Probably the most important book in the whole Bible is Song of Solomon.

Song of Solomon is about two people who really want to have sex so they spend an entire book talking about it, kind of like two Christian virgins who are counting down the days till the wedding and they can’t have sex so they just make lists of all the things they want to do to each other and read them over the phone and that’s not weird, your face is weird.  Anyway, in Song of Solomon, the man and the woman take turns talking about sex and then the man says he wants to climb a tree and grab some fruit except he’s talking about her boobs, and then they wander around the city looking for each other like they are in a Counting Crows video from the 90s:

Song of Solomon was written by King Solomon, who had 700 wives, which was fine, but also 300 concubines, which was just overkill.  Come on man.  Solomon’s dad was David, who was kind of a hot mess, just all over the place with the killing and the dancing and the lying and the Psalming and the weird allegiance to Joab, who was basically the Yellow King from True Detective and no one seemed to notice.  Since David was a military man, of course his son was a brooding poet type.  That’s how it works.  True story: One time God appeared to Solomon and said “ask for whatever you want,” and Solomon asked for wisdom, and what kind of weak crap is that, how can you not ask for more wishes.  I mean you have to try that move.  It might not work, but if it does…oh baby.

If there’s one thing seminary students can tell you, other than the theology thing they just read, it is OBSERVATION, INTERPRETATION, and APPLICATION, which is the way to study the Bible that Wayne Grudem invented in AD 451 at the Council of Chalcedon, or something.  Ask Bill Gaither, he was there too.

Anyway, Song of Solomon is tricky, because the application can be hard to figure out:

Observation: It’s about sex

Interpretation: It’s okay for Christians to enjoy sex

Application: ???

If you are married, I guess the application could be to climb the tree and grab some fruit.  But if you are not married, you are not allowed to climb the tree, or touch the fruit, or shake the tree to watch the fruit jiggle, which turns out is not actually a loophole.

Probably the primary purpose of Song of Solomon is to reach 12-year-old boys, because when you’re 12 you’re too old to be in children’s church but too young to stay focused on sermons and everything is boring and everything sucks and you’d rather be home playing NES Play Action Football but hey what’s this there’s a book of the Bible and IT’S TALKING ABOUT SEX I JUST READ THE WHOLE BOOK TWICE
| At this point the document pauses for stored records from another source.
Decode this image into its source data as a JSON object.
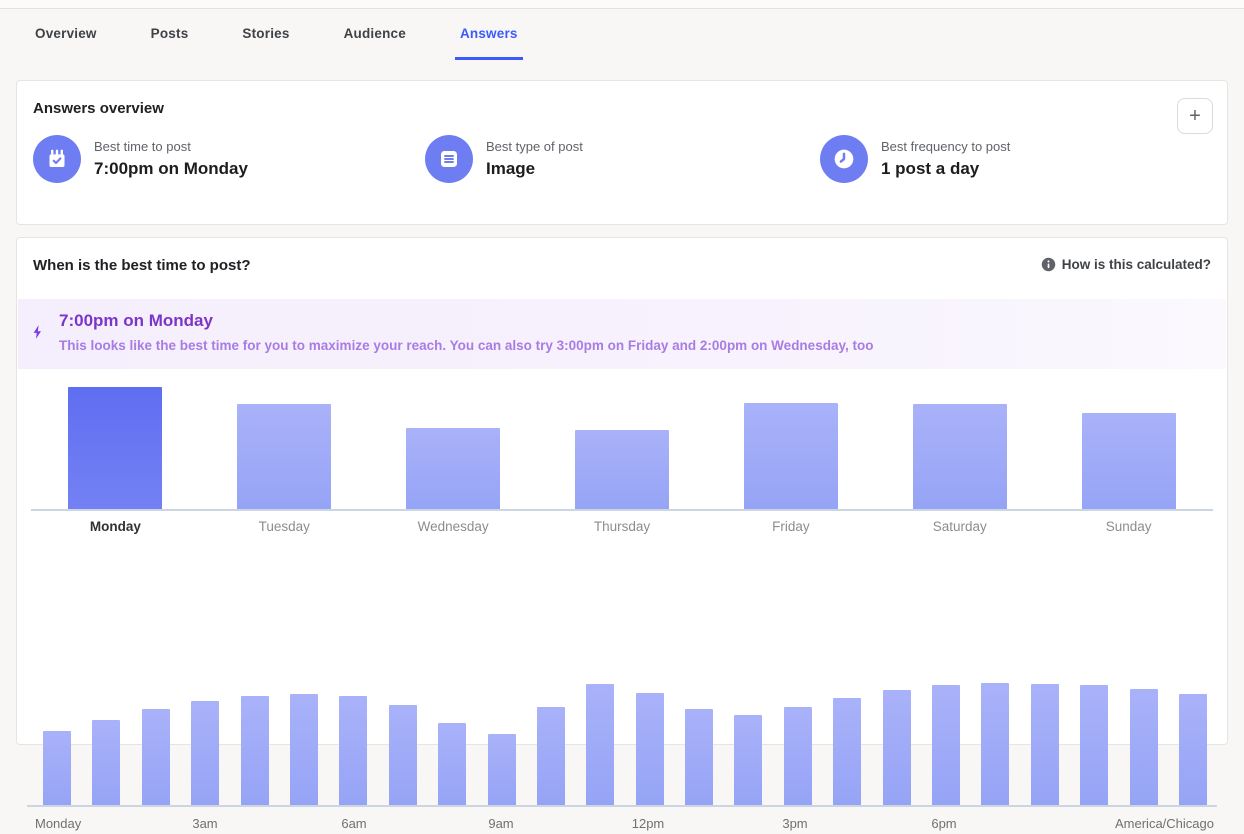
{
  "tabs": [
    {
      "label": "Overview",
      "active": false
    },
    {
      "label": "Posts",
      "active": false
    },
    {
      "label": "Stories",
      "active": false
    },
    {
      "label": "Audience",
      "active": false
    },
    {
      "label": "Answers",
      "active": true
    }
  ],
  "overview_card": {
    "title": "Answers overview",
    "add_button": "+",
    "metrics": [
      {
        "icon": "calendar-check-icon",
        "label": "Best time to post",
        "value": "7:00pm on Monday"
      },
      {
        "icon": "post-document-icon",
        "label": "Best type of post",
        "value": "Image"
      },
      {
        "icon": "clock-icon",
        "label": "Best frequency to post",
        "value": "1 post a day"
      }
    ]
  },
  "best_time_card": {
    "title": "When is the best time to post?",
    "help_label": "How is this calculated?",
    "highlight": {
      "title": "7:00pm on Monday",
      "description": "This looks like the best time for you to maximize your reach. You can also try 3:00pm on Friday and 2:00pm on Wednesday, too"
    }
  },
  "chart_data": [
    {
      "type": "bar",
      "title": "Best day of week to post (relative engagement, % of max)",
      "categories": [
        "Monday",
        "Tuesday",
        "Wednesday",
        "Thursday",
        "Friday",
        "Saturday",
        "Sunday"
      ],
      "values": [
        100,
        86,
        66,
        65,
        87,
        86,
        79
      ],
      "highlight_category": "Monday",
      "ylim": [
        0,
        100
      ],
      "grid": false,
      "legend": false
    },
    {
      "type": "bar",
      "title": "Best hour of day to post (24 hourly bars, relative engagement, % of max)",
      "x_tick_labels": [
        "Monday",
        "3am",
        "6am",
        "9am",
        "12pm",
        "3pm",
        "6pm",
        "America/Chicago"
      ],
      "values": [
        61,
        70,
        79,
        85,
        89,
        91,
        89,
        82,
        67,
        58,
        80,
        99,
        92,
        79,
        74,
        80,
        88,
        94,
        98,
        100,
        99,
        98,
        95,
        91
      ],
      "peak_hour_index": 19,
      "timezone": "America/Chicago",
      "ylim": [
        0,
        100
      ],
      "grid": false,
      "legend": false
    }
  ],
  "colors": {
    "accent_blue": "#3b5bfc",
    "icon_circle": "#6e7ef2",
    "bar_highlight_top": "#5f6ef1",
    "bar_highlight_bottom": "#7481f4",
    "bar_light_top": "#a9b2f9",
    "bar_light_bottom": "#96a4f6",
    "callout_bg": "#f5eefc",
    "callout_title": "#7c35c9",
    "callout_text": "#a97ce4",
    "axis_line": "#ccd5e2"
  }
}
In the year 1992 alone I read the Song of Solomon at least 400 times, and it is probably the thing that helped me remain a Christian, because that was the year Clinton came to power and he was probably going to outlaw Christianity like the preacher on the radio said.  And not everyone made it: there was a kid at church named Aaron who didn’t read Song of Solomon, and he snapped like Squints did in The Sandlot.  I guess Aaron spent too much time staring at Sarah Bjorkman, who was the Wendy Peffercorn of our church, because he got to the point where he would sit in the back of the sanctuary and furiously sketch pictures of ladies’ bosoms all throughout the sermon, and when I got married I finally realized that Aaron had been full of it, because that was not what bosoms looked like.


When I was 16 and couldn’t have gotten female attention if I had wandered into the Singles Ministry Mixer with a pocket full of Jars of Clay CDs, I arrived at the conclusion that I was a contemporary of Solomon.  I began to write anguished, ham-handed poems addressed to “Beloved,” and kept them in envelopes in my desk drawer.  Eventually my friend Andy [the yearbook Index Editor from Homeschool Sex Machine] found out about this project.

“Who are you writing those to?” he asked.

I tried to explain how I was just like Solomon, but Andy didn’t see it that way.  I guess the main difference was that Solomon had 700 wives and I had never been on a date, or something.

“That’s weird,” Andy said, and I could tell that he was real jealous of my artistic vision.

“You don’t understand,” I told him, showing him the stack of envelopes in the drawer.

“These are my ticket to romance.”

And then I laughed, because I had figured out the application for Song of Solomon, and also adolescence was going to be real easy.